My toddler stopped napping

In the first two years of life, a child’s need for sleep is constantly evolving, often more quickly than we’re prepared for! By about the age of 12-18 months, most children have dropped from two-day sleeps down to one. There is huge individual variation in what happens next, but eventually all parents will face the same questions – do the little ones still need a day-sleep? How do we manage the transition?

You are a better judge than your child as to whether they still need that sleep to get them through the day, however you’ve probably noticed that there’s not much you can do about it if they refuse to lay down their little heads. A flexible and relaxed attitude is a great help through this period as both their need for sleep, and what ‘works’ to get them there, may change frequently. Think of yourself as someone who sets the stage for rest, rather than someone who can make sleep happen. Otherwise, you and your toddler may end up very frustrated with the whole process! These tips might also help;

  • Every child is different – some still manage a three-hour nap at three years old, others no more than one hour at 18 months. As long as they have energy to last the day and still get a full night’s sleep, then all is well.
  • Even if they don’t want to sleep, a rest in the middle of the day is essential – for parents too! Create a habit of quiet time in bed or on the couch, where books, music, or stories on CD are all that’s allowed. If they are tired enough, they’ll fall asleep if the conditions are right.
  • Experiment with timing – if they resist a nap at 12.30pm, then try 1.30pm. But if it starts to impact on their ability to settle at night, then you may need to wake them from the day-sleep a little earlier than usual.
  • Now that they’re older and more aware, they may need some help to block out daytime noise and light. Blackout blinds and soft music or white noise on CD could all help.

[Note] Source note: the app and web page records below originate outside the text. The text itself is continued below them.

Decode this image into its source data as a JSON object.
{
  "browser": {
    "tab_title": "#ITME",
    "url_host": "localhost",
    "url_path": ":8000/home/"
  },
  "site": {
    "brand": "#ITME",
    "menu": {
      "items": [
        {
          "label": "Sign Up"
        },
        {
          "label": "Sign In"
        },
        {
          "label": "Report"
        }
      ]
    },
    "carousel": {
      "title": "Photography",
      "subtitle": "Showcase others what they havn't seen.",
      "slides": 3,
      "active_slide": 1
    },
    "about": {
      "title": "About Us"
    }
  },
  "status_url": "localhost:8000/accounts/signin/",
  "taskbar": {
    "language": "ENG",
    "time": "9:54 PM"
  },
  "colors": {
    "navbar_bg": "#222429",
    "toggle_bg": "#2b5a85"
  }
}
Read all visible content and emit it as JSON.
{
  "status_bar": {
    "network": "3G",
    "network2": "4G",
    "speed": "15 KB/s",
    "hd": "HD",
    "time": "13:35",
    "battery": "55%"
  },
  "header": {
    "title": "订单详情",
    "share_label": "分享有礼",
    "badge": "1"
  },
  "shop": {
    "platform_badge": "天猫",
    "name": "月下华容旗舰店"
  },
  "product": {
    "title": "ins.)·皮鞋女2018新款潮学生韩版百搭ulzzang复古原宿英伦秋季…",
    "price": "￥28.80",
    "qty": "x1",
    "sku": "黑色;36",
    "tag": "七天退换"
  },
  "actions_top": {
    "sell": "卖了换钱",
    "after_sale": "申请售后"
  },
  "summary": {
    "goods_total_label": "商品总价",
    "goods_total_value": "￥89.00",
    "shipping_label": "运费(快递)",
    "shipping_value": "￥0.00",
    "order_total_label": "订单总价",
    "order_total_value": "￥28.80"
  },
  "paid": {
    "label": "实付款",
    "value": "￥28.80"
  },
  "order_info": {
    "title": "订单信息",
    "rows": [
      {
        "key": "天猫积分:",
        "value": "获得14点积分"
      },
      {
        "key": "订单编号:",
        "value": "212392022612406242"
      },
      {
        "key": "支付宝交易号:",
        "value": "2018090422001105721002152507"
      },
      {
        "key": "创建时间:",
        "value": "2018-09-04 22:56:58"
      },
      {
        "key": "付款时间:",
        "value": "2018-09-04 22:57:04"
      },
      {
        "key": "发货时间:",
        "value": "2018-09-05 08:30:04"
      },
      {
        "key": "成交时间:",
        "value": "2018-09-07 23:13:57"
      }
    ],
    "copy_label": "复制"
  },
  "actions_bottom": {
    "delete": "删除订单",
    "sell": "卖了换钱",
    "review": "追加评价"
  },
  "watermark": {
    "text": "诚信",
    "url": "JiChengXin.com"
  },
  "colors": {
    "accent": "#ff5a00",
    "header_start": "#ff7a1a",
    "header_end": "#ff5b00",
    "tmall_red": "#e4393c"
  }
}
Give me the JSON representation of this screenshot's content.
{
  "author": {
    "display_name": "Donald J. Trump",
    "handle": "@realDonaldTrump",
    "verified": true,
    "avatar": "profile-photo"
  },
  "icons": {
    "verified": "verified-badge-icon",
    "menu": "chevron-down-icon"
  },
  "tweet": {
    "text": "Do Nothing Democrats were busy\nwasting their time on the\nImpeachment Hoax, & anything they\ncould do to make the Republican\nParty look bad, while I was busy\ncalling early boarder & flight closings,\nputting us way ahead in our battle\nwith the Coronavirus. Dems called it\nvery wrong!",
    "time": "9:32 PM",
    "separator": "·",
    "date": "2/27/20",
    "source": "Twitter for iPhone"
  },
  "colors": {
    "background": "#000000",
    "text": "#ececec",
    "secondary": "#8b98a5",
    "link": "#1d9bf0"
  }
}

About Author

Family Coaches

Sometimes family life is way more challenging than we had ever imagined. We would like it to be a lot more enjoyable, if only we knew how. Family coaching is designed to meet you where you are at, whatever stage you are at on your parenting and relationship journey. We want to be on the journey with you. To find out more and to book a session, click here.

Comments are closed.